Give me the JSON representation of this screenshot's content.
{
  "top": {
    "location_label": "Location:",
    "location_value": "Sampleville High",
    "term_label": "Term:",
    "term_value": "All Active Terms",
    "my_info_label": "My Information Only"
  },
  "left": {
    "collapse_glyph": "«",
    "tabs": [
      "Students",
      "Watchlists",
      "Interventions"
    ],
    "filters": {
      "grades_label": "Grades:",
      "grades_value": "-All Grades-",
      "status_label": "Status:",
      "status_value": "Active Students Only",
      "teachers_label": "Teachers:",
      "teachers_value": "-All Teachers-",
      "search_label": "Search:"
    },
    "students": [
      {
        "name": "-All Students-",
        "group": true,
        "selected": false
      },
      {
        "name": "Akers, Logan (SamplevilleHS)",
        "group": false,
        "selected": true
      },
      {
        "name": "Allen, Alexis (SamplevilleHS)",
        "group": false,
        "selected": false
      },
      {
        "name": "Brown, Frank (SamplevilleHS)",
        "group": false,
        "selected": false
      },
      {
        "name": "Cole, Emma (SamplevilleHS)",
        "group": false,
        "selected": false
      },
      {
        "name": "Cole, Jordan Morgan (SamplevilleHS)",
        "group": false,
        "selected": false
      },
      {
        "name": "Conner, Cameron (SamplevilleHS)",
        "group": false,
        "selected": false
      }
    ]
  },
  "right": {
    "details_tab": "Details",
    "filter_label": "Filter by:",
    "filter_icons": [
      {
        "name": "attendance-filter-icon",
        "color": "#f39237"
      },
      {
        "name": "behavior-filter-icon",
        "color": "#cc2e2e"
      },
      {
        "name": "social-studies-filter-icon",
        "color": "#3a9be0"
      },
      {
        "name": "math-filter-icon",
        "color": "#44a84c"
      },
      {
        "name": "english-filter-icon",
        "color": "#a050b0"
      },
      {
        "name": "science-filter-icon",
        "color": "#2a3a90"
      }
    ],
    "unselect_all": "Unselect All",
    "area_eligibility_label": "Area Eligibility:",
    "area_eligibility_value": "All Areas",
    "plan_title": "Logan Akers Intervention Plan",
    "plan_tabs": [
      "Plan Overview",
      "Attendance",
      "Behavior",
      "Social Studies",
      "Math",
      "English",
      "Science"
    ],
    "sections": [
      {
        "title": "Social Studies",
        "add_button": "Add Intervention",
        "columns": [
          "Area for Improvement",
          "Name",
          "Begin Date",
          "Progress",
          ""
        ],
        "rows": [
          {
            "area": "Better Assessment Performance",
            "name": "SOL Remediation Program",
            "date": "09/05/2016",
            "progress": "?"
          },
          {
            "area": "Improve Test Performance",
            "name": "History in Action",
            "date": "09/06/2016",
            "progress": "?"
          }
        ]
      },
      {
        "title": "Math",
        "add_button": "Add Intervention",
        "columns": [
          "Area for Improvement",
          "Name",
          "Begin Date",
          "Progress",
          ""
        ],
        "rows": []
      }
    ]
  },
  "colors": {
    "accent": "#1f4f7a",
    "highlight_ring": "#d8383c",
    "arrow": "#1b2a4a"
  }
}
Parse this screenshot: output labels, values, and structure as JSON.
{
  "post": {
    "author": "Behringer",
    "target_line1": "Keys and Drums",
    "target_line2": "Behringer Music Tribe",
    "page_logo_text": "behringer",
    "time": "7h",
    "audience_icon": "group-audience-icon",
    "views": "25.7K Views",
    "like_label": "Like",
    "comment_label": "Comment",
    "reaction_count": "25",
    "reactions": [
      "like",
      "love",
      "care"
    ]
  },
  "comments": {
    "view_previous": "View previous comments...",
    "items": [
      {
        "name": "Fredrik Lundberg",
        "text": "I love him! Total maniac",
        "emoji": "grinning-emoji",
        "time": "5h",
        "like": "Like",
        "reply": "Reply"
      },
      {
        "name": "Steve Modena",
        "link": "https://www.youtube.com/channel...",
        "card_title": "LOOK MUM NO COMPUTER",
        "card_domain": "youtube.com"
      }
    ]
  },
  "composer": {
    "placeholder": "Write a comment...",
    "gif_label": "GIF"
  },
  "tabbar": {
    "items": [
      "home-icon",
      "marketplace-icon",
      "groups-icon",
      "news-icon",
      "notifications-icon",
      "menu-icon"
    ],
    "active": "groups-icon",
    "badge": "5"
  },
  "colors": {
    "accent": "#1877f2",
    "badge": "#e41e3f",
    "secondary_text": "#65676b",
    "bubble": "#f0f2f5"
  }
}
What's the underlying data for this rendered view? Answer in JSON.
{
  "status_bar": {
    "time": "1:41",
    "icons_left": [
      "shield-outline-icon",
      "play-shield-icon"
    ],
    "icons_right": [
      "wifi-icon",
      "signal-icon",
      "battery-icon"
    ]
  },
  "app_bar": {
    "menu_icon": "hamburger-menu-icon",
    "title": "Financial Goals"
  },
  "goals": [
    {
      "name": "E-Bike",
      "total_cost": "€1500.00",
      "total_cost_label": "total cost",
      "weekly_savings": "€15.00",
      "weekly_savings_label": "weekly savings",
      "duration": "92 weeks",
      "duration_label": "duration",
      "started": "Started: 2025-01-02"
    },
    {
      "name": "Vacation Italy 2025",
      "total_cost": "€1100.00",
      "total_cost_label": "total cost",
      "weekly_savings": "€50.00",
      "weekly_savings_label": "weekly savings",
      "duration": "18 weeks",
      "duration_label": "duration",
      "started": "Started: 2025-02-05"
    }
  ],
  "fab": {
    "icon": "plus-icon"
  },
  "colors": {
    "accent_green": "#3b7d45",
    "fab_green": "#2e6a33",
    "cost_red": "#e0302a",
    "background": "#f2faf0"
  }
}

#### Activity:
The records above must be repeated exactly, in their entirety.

#### Solution:
Give me the JSON representation of this screenshot's content.
{
  "top": {
    "location_label": "Location:",
    "location_value": "Sampleville High",
    "term_label": "Term:",
    "term_value": "All Active Terms",
    "my_info_label": "My Information Only"
  },
  "left": {
    "collapse_glyph": "«",
    "tabs": [
      "Students",
      "Watchlists",
      "Interventions"
    ],
    "filters": {
      "grades_label": "Grades:",
      "grades_value": "-All Grades-",
      "status_label": "Status:",
      "status_value": "Active Students Only",
      "teachers_label": "Teachers:",
      "teachers_value": "-All Teachers-",
      "search_label": "Search:"
    },
    "students": [
      {
        "name": "-All Students-",
        "group": true,
        "selected": false
      },
      {
        "name": "Akers, Logan (SamplevilleHS)",
        "group": false,
        "selected": true
      },
      {
        "name": "Allen, Alexis (SamplevilleHS)",
        "group": false,
        "selected": false
      },
      {
        "name": "Brown, Frank (SamplevilleHS)",
        "group": false,
        "selected": false
      },
      {
        "name": "Cole, Emma (SamplevilleHS)",
        "group": false,
        "selected": false
      },
      {
        "name": "Cole, Jordan Morgan (SamplevilleHS)",
        "group": false,
        "selected": false
      },
      {
        "name": "Conner, Cameron (SamplevilleHS)",
        "group": false,
        "selected": false
      }
    ]
  },
  "right": {
    "details_tab": "Details",
    "filter_label": "Filter by:",
    "filter_icons": [
      {
        "name": "attendance-filter-icon",
        "color": "#f39237"
      },
      {
        "name": "behavior-filter-icon",
        "color": "#cc2e2e"
      },
      {
        "name": "social-studies-filter-icon",
        "color": "#3a9be0"
      },
      {
        "name": "math-filter-icon",
        "color": "#44a84c"
      },
      {
        "name": "english-filter-icon",
        "color": "#a050b0"
      },
      {
        "name": "science-filter-icon",
        "color": "#2a3a90"
      }
    ],
    "unselect_all": "Unselect All",
    "area_eligibility_label": "Area Eligibility:",
    "area_eligibility_value": "All Areas",
    "plan_title": "Logan Akers Intervention Plan",
    "plan_tabs": [
      "Plan Overview",
      "Attendance",
      "Behavior",
      "Social Studies",
      "Math",
      "English",
      "Science"
    ],
    "sections": [
      {
        "title": "Social Studies",
        "add_button": "Add Intervention",
        "columns": [
          "Area for Improvement",
          "Name",
          "Begin Date",
          "Progress",
          ""
        ],
        "rows": [
          {
            "area": "Better Assessment Performance",
            "name": "SOL Remediation Program",
            "date": "09/05/2016",
            "progress": "?"
          },
          {
            "area": "Improve Test Performance",
            "name": "History in Action",
            "date": "09/06/2016",
            "progress": "?"
          }
        ]
      },
      {
        "title": "Math",
        "add_button": "Add Intervention",
        "columns": [
          "Area for Improvement",
          "Name",
          "Begin Date",
          "Progress",
          ""
        ],
        "rows": []
      }
    ]
  },
  "colors": {
    "accent": "#1f4f7a",
    "highlight_ring": "#d8383c",
    "arrow": "#1b2a4a"
  }
}
Parse this screenshot: output labels, values, and structure as JSON.
{
  "post": {
    "author": "Behringer",
    "target_line1": "Keys and Drums",
    "target_line2": "Behringer Music Tribe",
    "page_logo_text": "behringer",
    "time": "7h",
    "audience_icon": "group-audience-icon",
    "views": "25.7K Views",
    "like_label": "Like",
    "comment_label": "Comment",
    "reaction_count": "25",
    "reactions": [
      "like",
      "love",
      "care"
    ]
  },
  "comments": {
    "view_previous": "View previous comments...",
    "items": [
      {
        "name": "Fredrik Lundberg",
        "text": "I love him! Total maniac",
        "emoji": "grinning-emoji",
        "time": "5h",
        "like": "Like",
        "reply": "Reply"
      },
      {
        "name": "Steve Modena",
        "link": "https://www.youtube.com/channel...",
        "card_title": "LOOK MUM NO COMPUTER",
        "card_domain": "youtube.com"
      }
    ]
  },
  "composer": {
    "placeholder": "Write a comment...",
    "gif_label": "GIF"
  },
  "tabbar": {
    "items": [
      "home-icon",
      "marketplace-icon",
      "groups-icon",
      "news-icon",
      "notifications-icon",
      "menu-icon"
    ],
    "active": "groups-icon",
    "badge": "5"
  },
  "colors": {
    "accent": "#1877f2",
    "badge": "#e41e3f",
    "secondary_text": "#65676b",
    "bubble": "#f0f2f5"
  }
}
What's the underlying data for this rendered view? Answer in JSON.
{
  "status_bar": {
    "time": "1:41",
    "icons_left": [
      "shield-outline-icon",
      "play-shield-icon"
    ],
    "icons_right": [
      "wifi-icon",
      "signal-icon",
      "battery-icon"
    ]
  },
  "app_bar": {
    "menu_icon": "hamburger-menu-icon",
    "title": "Financial Goals"
  },
  "goals": [
    {
      "name": "E-Bike",
      "total_cost": "€1500.00",
      "total_cost_label": "total cost",
      "weekly_savings": "€15.00",
      "weekly_savings_label": "weekly savings",
      "duration": "92 weeks",
      "duration_label": "duration",
      "started": "Started: 2025-01-02"
    },
    {
      "name": "Vacation Italy 2025",
      "total_cost": "€1100.00",
      "total_cost_label": "total cost",
      "weekly_savings": "€50.00",
      "weekly_savings_label": "weekly savings",
      "duration": "18 weeks",
      "duration_label": "duration",
      "started": "Started: 2025-02-05"
    }
  ],
  "fab": {
    "icon": "plus-icon"
  },
  "colors": {
    "accent_green": "#3b7d45",
    "fab_green": "#2e6a33",
    "cost_red": "#e0302a",
    "background": "#f2faf0"
  }
}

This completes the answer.